Health Ministry & WHO Train Health Journalists
- Written by Oluwafemi Olowookere
The Federal Ministry of Health in partnership with World Health Organization (WHO) has organized a two-day workshop to train journalists and editors covering health activities in Abuja.
Speaking during the programme, the WHO Country Representative, Dr. Wondi Alemu said that the workshop was organized to enrich health journalists on the WHO’s mandate in supporting federal government’s health agenda towards achieving the Universal Health Coverage in Nigeria.
Specific objectives of the workshop include:
- To mobilize journalists against negative reporting regarding public health intervention programmes.
- To improve the knowledge and skill of journalists in reporting, writing and editing diseases outbreak and other healthcare stories.
- To provide journalists with first-hand information from key programme officers on the support provided by WHO to the government of Nigeria.
- To empower journalists through experience sharing on how to write and edit stores better.
- To encourage journalists on the need to investigate and ensure data and evidence based health reporting, and
- To orient journalists on the WHO communication framework and community engagement.

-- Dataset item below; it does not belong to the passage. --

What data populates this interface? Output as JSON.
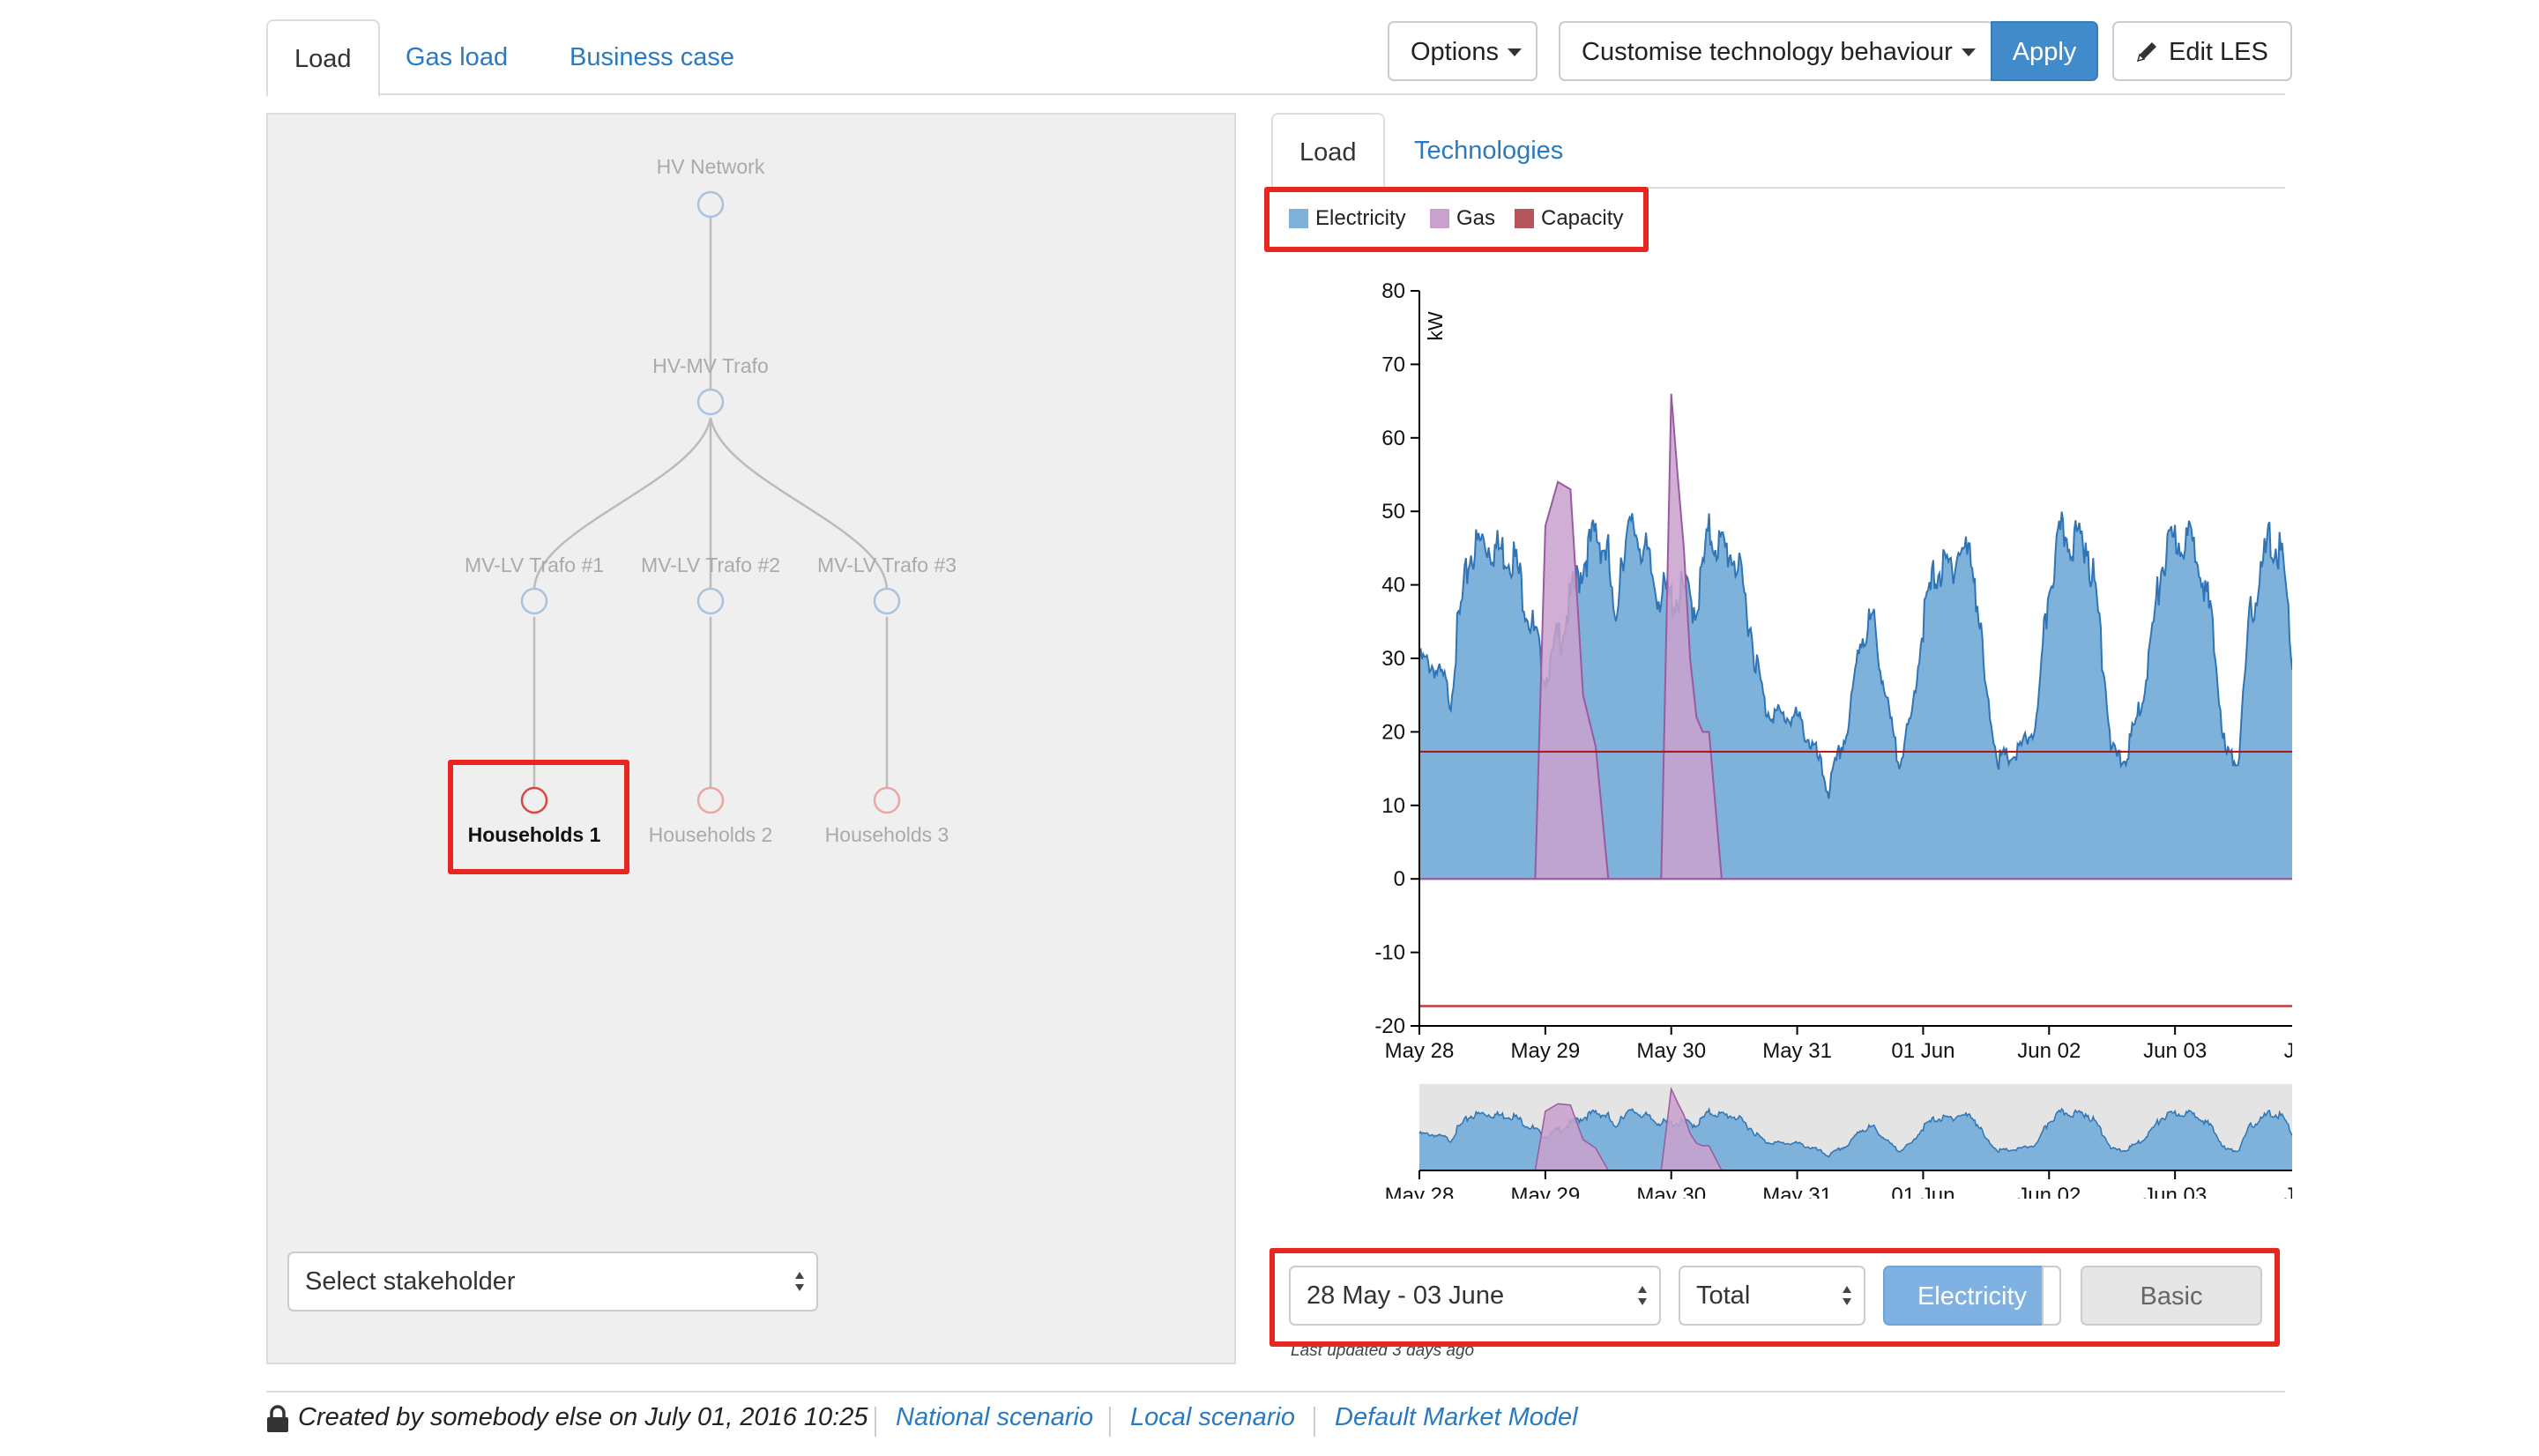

In his message to participants at the training programme, the Hon. Minister of Health, Prof. Isaac Adewole, represented by the Director, Media and Public Relations, FMOH, Mrs. Boade Akinola said that health issue is not a one-man business. “It is a collective responsibility of all stakeholders including media practitioners”.
He said the Ministry of Health is to coordinate health activities, provide leadership and conducive environment for partners to support the health sector.
Adewole said that health journalists had great role to play in providing the public with information aimed at preventing and controlling disease outbreaks in Nigeria. He urged the trained journalists to bring to bear, the knowledge acquired during the training in the practice of their profession. He added that Ministry of Health and the WHO office were planning to initiate journalists Award to those who perform excellently in their reportage.
In her submission, the WHO Communication specialist, Mr. Charity Warigon urged journalists to work hard and focus more on investigative reporting. She said “Reward for hard work is certain, though it may not come immediately, but it would eventually come”.
She called on the journalists to avoid sensational reporting. This, said could cause more havoc then good to the health system in Nigeria.
Participants were drawn from Print, Electronic and Online media.